It was a quick, but for a packed room of delegates attending a SecTor 2022 session in Toronto, an eye-opening 20-minute tutorial that explored the litany of Russian cyberattacks in Ukraine and what has been done to prevent them since the war broke out on Feb. 23.
The presentation on Wednesday from John Hewie, national security officer with Microsoft Canada, centred on a report issued in late June entitled Defending Ukraine: Early Lessons from the Cyber War, that was covered in IT World Canada the day it was released.
In a foreword to it, Brad Smith, president and vice chair at Microsoft, wrote that the invasion “relies in part on a cyber strategy that includes at least three distinct and sometimes coordinated efforts – destructive cyberattacks within Ukraine, network penetration and espionage outside Ukraine, and cyber influence operating targeting people around the world.
“When countries send code into battle, their weapons move at the speed of light.
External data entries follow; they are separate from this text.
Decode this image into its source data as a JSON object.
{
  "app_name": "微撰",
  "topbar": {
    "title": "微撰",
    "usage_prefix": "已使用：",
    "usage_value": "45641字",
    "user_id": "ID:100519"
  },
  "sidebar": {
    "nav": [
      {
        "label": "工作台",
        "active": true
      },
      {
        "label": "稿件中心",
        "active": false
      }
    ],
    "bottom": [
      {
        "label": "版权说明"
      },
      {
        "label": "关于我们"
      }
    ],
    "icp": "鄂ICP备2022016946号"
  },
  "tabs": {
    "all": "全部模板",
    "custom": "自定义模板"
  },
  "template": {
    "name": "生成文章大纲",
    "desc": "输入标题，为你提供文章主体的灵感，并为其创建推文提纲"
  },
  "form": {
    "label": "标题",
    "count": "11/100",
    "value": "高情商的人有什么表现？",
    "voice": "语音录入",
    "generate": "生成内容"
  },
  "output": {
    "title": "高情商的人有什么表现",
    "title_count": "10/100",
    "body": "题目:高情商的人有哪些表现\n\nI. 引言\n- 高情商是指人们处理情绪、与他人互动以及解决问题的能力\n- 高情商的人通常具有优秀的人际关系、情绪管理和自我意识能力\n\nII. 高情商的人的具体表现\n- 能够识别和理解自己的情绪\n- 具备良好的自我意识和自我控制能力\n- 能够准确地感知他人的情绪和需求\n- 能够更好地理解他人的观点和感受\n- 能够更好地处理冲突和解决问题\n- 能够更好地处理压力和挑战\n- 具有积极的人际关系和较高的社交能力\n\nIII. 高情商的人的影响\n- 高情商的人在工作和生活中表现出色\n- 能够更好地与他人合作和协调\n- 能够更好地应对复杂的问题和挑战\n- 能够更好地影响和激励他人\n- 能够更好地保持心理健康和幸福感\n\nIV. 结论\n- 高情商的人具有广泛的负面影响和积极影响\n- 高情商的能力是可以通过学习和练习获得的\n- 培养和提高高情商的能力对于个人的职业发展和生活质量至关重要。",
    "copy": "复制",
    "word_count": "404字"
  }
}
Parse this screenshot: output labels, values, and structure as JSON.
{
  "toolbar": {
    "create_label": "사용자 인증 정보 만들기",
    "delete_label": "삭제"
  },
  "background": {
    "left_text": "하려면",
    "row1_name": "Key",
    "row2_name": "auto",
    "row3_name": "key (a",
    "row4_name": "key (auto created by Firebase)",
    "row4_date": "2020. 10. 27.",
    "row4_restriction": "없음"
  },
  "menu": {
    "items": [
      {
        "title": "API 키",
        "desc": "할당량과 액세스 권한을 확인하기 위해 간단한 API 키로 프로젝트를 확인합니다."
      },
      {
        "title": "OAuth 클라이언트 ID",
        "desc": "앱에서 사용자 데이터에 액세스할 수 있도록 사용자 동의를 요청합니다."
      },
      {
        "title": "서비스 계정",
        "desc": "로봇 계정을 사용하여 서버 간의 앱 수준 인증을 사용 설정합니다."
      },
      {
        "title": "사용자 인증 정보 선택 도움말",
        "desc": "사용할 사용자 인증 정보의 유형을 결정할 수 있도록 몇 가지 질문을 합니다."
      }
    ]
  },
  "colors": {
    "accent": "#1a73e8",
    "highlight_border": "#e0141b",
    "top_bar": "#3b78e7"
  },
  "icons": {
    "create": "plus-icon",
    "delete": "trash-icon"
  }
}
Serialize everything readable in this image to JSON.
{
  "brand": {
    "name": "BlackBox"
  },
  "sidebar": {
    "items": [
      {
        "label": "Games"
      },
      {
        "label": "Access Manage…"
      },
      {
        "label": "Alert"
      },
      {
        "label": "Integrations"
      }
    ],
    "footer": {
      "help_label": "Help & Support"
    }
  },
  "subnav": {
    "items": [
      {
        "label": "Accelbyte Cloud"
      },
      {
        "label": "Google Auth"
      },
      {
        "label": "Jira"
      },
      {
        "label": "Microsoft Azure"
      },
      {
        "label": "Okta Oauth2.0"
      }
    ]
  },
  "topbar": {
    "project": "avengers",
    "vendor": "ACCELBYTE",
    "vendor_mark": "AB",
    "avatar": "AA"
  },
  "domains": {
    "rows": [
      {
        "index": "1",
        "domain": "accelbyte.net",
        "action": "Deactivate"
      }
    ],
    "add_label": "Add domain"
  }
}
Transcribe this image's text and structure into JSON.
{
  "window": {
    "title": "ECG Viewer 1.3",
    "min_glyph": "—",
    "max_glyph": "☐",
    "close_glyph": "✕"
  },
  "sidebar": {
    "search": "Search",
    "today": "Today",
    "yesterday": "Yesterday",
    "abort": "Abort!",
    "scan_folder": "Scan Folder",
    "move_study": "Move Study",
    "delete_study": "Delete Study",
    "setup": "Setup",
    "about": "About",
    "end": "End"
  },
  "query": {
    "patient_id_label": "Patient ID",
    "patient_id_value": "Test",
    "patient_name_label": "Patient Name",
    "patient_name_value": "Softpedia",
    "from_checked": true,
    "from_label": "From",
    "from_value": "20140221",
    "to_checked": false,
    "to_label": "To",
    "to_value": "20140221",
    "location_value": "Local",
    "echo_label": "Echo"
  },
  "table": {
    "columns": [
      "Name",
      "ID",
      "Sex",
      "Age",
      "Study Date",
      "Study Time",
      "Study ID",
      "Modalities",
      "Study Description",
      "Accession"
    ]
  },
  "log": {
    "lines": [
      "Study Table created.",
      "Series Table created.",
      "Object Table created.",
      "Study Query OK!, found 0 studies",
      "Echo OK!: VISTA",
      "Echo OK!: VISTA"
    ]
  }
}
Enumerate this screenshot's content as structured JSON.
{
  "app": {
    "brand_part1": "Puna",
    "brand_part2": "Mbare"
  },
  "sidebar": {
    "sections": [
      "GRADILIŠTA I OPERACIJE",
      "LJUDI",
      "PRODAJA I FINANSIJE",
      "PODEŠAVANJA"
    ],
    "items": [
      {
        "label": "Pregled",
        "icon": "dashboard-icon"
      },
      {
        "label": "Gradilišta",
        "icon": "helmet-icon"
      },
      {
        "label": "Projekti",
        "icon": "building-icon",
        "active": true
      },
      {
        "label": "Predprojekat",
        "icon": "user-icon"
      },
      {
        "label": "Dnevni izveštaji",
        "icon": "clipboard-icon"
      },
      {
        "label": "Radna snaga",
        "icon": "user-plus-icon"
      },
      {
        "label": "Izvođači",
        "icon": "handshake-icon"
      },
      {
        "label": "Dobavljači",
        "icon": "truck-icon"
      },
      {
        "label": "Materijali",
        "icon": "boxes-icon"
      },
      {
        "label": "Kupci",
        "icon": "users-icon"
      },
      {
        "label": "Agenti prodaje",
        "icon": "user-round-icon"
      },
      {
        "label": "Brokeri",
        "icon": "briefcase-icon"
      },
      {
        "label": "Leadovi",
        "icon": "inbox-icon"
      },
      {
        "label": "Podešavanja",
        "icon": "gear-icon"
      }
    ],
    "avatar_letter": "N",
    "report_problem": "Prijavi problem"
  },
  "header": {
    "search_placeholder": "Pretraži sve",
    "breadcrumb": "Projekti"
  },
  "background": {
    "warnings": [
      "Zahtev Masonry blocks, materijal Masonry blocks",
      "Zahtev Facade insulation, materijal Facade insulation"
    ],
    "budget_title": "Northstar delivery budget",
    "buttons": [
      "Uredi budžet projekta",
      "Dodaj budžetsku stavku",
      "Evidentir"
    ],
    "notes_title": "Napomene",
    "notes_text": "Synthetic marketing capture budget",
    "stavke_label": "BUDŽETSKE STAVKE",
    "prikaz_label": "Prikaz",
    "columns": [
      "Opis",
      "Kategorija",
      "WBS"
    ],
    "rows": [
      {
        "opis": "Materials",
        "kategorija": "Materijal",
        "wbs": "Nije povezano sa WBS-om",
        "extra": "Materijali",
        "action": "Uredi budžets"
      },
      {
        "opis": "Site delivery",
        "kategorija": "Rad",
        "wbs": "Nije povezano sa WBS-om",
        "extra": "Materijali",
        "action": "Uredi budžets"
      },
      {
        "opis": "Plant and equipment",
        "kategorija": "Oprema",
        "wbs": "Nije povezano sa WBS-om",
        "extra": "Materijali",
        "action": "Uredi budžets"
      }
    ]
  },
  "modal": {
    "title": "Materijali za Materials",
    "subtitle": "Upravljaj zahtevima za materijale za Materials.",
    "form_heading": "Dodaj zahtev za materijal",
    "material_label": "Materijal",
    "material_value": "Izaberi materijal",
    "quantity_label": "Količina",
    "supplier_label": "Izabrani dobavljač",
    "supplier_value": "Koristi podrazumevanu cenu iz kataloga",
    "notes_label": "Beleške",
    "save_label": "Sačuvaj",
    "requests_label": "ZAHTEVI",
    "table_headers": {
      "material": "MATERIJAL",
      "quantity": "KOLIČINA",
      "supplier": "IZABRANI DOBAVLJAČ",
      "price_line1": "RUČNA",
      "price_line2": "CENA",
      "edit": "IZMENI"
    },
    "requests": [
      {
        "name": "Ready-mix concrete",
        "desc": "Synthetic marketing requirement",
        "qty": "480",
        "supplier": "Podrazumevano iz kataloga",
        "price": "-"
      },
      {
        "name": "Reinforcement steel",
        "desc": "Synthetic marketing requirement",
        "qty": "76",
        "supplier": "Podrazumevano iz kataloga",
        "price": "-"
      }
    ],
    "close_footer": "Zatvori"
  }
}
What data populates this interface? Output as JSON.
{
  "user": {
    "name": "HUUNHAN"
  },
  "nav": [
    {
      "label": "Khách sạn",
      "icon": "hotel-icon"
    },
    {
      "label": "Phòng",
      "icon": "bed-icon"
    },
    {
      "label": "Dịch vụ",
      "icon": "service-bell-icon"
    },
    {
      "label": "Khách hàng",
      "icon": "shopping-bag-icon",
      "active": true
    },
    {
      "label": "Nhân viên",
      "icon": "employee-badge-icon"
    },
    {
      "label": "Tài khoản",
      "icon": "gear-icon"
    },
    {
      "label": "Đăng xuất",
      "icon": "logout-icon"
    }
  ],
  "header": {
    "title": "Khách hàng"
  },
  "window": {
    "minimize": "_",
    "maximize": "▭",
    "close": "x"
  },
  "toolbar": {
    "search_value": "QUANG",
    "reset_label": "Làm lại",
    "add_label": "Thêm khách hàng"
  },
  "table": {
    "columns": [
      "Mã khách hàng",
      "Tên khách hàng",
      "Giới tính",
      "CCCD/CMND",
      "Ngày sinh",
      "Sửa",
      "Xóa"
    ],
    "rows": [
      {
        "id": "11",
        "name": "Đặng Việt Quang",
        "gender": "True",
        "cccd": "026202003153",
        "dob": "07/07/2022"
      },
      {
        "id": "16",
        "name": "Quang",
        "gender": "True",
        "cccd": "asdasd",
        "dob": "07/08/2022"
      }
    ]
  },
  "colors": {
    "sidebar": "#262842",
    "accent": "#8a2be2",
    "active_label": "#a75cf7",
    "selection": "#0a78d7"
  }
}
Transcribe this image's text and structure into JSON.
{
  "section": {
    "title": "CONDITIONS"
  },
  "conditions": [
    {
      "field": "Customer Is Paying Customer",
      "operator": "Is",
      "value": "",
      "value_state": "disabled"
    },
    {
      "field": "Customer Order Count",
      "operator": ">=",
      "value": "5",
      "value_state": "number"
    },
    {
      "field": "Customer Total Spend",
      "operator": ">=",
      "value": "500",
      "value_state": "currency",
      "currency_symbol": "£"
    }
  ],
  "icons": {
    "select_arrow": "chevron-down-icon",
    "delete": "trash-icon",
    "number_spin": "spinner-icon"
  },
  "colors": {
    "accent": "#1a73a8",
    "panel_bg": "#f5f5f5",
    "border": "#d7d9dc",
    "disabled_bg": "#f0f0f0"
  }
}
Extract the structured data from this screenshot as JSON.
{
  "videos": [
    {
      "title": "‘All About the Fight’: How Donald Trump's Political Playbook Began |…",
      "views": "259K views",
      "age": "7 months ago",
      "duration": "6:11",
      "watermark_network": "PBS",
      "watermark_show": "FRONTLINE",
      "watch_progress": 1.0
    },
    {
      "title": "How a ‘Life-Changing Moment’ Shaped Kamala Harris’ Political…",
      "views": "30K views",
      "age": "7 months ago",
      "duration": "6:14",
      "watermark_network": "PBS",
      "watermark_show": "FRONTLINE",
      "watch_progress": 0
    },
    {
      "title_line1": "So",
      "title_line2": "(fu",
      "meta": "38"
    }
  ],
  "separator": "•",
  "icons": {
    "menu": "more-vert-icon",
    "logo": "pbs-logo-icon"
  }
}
The internet’s global pathways mean that cyber activities erase much of the longstanding protection provided by borders, walls and oceans. And the internet itself, unlike land, sea and the air, is a human creation that relies on a combination of public and private-sector ownership, operation and protection.”
As Hewie pointed out to security professionals attending the conference, the feeling within Microsoft was that the cyber warfare and the attacks that were going on were being vastly underreported, “which is why we invested in the work that I am sharing with you today.”
He said that when the war began, there were cyberattacks on upwards of 200 different systems in the Ukraine: “We initially saw the targeting of government agencies in those early days, as well as the financial sector and IT sector.”
Prior to the invasion, added Hewie, Microsoft security professionals had already established a line of communication with senior officials in government and other sectors, and threat intelligence was shared back and forth.
“And then as the war went on, we saw continued expansion of those attacks in the critical infrastructure space – nuclear, for example – and continuing in the IT sector. When the…